→ Excerpted records:
########################################

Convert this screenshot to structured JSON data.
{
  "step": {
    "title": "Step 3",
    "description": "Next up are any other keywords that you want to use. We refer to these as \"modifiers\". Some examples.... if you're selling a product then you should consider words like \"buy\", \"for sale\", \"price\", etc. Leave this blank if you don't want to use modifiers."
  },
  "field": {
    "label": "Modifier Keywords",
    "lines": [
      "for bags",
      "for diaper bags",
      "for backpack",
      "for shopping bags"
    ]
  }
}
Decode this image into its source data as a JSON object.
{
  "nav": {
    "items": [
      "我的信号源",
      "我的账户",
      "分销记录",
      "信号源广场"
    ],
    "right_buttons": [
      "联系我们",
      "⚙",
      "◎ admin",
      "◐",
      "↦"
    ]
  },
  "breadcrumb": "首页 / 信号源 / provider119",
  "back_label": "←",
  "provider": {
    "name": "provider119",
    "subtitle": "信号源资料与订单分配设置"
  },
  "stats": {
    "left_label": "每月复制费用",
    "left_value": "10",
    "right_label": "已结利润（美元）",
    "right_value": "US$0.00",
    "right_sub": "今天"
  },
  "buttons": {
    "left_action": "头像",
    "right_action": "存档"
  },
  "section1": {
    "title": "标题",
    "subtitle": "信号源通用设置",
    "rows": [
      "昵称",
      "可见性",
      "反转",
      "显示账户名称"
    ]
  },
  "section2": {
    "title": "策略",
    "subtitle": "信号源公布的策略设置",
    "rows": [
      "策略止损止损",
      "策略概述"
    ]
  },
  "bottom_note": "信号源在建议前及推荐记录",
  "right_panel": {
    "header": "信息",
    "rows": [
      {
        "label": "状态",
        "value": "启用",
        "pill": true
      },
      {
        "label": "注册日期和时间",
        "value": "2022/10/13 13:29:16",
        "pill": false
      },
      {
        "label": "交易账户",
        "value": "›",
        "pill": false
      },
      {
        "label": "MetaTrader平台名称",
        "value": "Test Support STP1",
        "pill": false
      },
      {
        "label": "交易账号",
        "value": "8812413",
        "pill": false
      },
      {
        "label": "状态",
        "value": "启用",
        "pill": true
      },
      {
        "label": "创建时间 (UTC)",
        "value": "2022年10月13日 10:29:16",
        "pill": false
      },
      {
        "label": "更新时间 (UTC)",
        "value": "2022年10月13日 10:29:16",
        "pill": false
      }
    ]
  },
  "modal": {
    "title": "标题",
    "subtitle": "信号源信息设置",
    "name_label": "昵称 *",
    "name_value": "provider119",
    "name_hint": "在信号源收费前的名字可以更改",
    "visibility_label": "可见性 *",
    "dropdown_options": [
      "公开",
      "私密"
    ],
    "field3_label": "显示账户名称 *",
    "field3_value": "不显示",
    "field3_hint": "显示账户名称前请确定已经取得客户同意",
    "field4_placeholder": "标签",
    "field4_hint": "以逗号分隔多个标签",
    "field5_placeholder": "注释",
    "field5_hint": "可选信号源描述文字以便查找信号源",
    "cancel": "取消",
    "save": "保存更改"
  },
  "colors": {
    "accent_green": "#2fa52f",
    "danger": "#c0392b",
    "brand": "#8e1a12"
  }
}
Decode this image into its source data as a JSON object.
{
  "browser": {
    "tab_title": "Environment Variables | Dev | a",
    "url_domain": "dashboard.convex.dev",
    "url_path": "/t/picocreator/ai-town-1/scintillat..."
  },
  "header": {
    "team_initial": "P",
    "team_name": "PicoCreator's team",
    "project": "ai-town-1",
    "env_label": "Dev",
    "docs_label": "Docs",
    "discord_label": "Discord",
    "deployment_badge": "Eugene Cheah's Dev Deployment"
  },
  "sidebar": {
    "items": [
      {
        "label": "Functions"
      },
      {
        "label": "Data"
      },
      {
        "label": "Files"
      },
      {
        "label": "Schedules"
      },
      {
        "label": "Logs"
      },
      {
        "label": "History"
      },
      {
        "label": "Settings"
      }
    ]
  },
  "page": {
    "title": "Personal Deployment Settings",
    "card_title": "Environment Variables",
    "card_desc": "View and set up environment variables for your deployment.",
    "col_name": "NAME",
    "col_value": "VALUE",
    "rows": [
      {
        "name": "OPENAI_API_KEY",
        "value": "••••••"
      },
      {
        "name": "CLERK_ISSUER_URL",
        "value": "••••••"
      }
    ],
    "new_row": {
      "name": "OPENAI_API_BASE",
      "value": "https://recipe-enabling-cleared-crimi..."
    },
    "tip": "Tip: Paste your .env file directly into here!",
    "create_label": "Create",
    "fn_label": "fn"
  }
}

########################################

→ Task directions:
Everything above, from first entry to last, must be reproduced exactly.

→ Exercise result:
Convert this screenshot to structured JSON data.
{
  "step": {
    "title": "Step 3",
    "description": "Next up are any other keywords that you want to use. We refer to these as \"modifiers\". Some examples.... if you're selling a product then you should consider words like \"buy\", \"for sale\", \"price\", etc. Leave this blank if you don't want to use modifiers."
  },
  "field": {
    "label": "Modifier Keywords",
    "lines": [
      "for bags",
      "for diaper bags",
      "for backpack",
      "for shopping bags"
    ]
  }
}
Decode this image into its source data as a JSON object.
{
  "nav": {
    "items": [
      "我的信号源",
      "我的账户",
      "分销记录",
      "信号源广场"
    ],
    "right_buttons": [
      "联系我们",
      "⚙",
      "◎ admin",
      "◐",
      "↦"
    ]
  },
  "breadcrumb": "首页 / 信号源 / provider119",
  "back_label": "←",
  "provider": {
    "name": "provider119",
    "subtitle": "信号源资料与订单分配设置"
  },
  "stats": {
    "left_label": "每月复制费用",
    "left_value": "10",
    "right_label": "已结利润（美元）",
    "right_value": "US$0.00",
    "right_sub": "今天"
  },
  "buttons": {
    "left_action": "头像",
    "right_action": "存档"
  },
  "section1": {
    "title": "标题",
    "subtitle": "信号源通用设置",
    "rows": [
      "昵称",
      "可见性",
      "反转",
      "显示账户名称"
    ]
  },
  "section2": {
    "title": "策略",
    "subtitle": "信号源公布的策略设置",
    "rows": [
      "策略止损止损",
      "策略概述"
    ]
  },
  "bottom_note": "信号源在建议前及推荐记录",
  "right_panel": {
    "header": "信息",
    "rows": [
      {
        "label": "状态",
        "value": "启用",
        "pill": true
      },
      {
        "label": "注册日期和时间",
        "value": "2022/10/13 13:29:16",
        "pill": false
      },
      {
        "label": "交易账户",
        "value": "›",
        "pill": false
      },
      {
        "label": "MetaTrader平台名称",
        "value": "Test Support STP1",
        "pill": false
      },
      {
        "label": "交易账号",
        "value": "8812413",
        "pill": false
      },
      {
        "label": "状态",
        "value": "启用",
        "pill": true
      },
      {
        "label": "创建时间 (UTC)",
        "value": "2022年10月13日 10:29:16",
        "pill": false
      },
      {
        "label": "更新时间 (UTC)",
        "value": "2022年10月13日 10:29:16",
        "pill": false
      }
    ]
  },
  "modal": {
    "title": "标题",
    "subtitle": "信号源信息设置",
    "name_label": "昵称 *",
    "name_value": "provider119",
    "name_hint": "在信号源收费前的名字可以更改",
    "visibility_label": "可见性 *",
    "dropdown_options": [
      "公开",
      "私密"
    ],
    "field3_label": "显示账户名称 *",
    "field3_value": "不显示",
    "field3_hint": "显示账户名称前请确定已经取得客户同意",
    "field4_placeholder": "标签",
    "field4_hint": "以逗号分隔多个标签",
    "field5_placeholder": "注释",
    "field5_hint": "可选信号源描述文字以便查找信号源",
    "cancel": "取消",
    "save": "保存更改"
  },
  "colors": {
    "accent_green": "#2fa52f",
    "danger": "#c0392b",
    "brand": "#8e1a12"
  }
}
Decode this image into its source data as a JSON object.
{
  "browser": {
    "tab_title": "Environment Variables | Dev | a",
    "url_domain": "dashboard.convex.dev",
    "url_path": "/t/picocreator/ai-town-1/scintillat..."
  },
  "header": {
    "team_initial": "P",
    "team_name": "PicoCreator's team",
    "project": "ai-town-1",
    "env_label": "Dev",
    "docs_label": "Docs",
    "discord_label": "Discord",
    "deployment_badge": "Eugene Cheah's Dev Deployment"
  },
  "sidebar": {
    "items": [
      {
        "label": "Functions"
      },
      {
        "label": "Data"
      },
      {
        "label": "Files"
      },
      {
        "label": "Schedules"
      },
      {
        "label": "Logs"
      },
      {
        "label": "History"
      },
      {
        "label": "Settings"
      }
    ]
  },
  "page": {
    "title": "Personal Deployment Settings",
    "card_title": "Environment Variables",
    "card_desc": "View and set up environment variables for your deployment.",
    "col_name": "NAME",
    "col_value": "VALUE",
    "rows": [
      {
        "name": "OPENAI_API_KEY",
        "value": "••••••"
      },
      {
        "name": "CLERK_ISSUER_URL",
        "value": "••••••"
      }
    ],
    "new_row": {
      "name": "OPENAI_API_BASE",
      "value": "https://recipe-enabling-cleared-crimi..."
    },
    "tip": "Tip: Paste your .env file directly into here!",
    "create_label": "Create",
    "fn_label": "fn"
  }
}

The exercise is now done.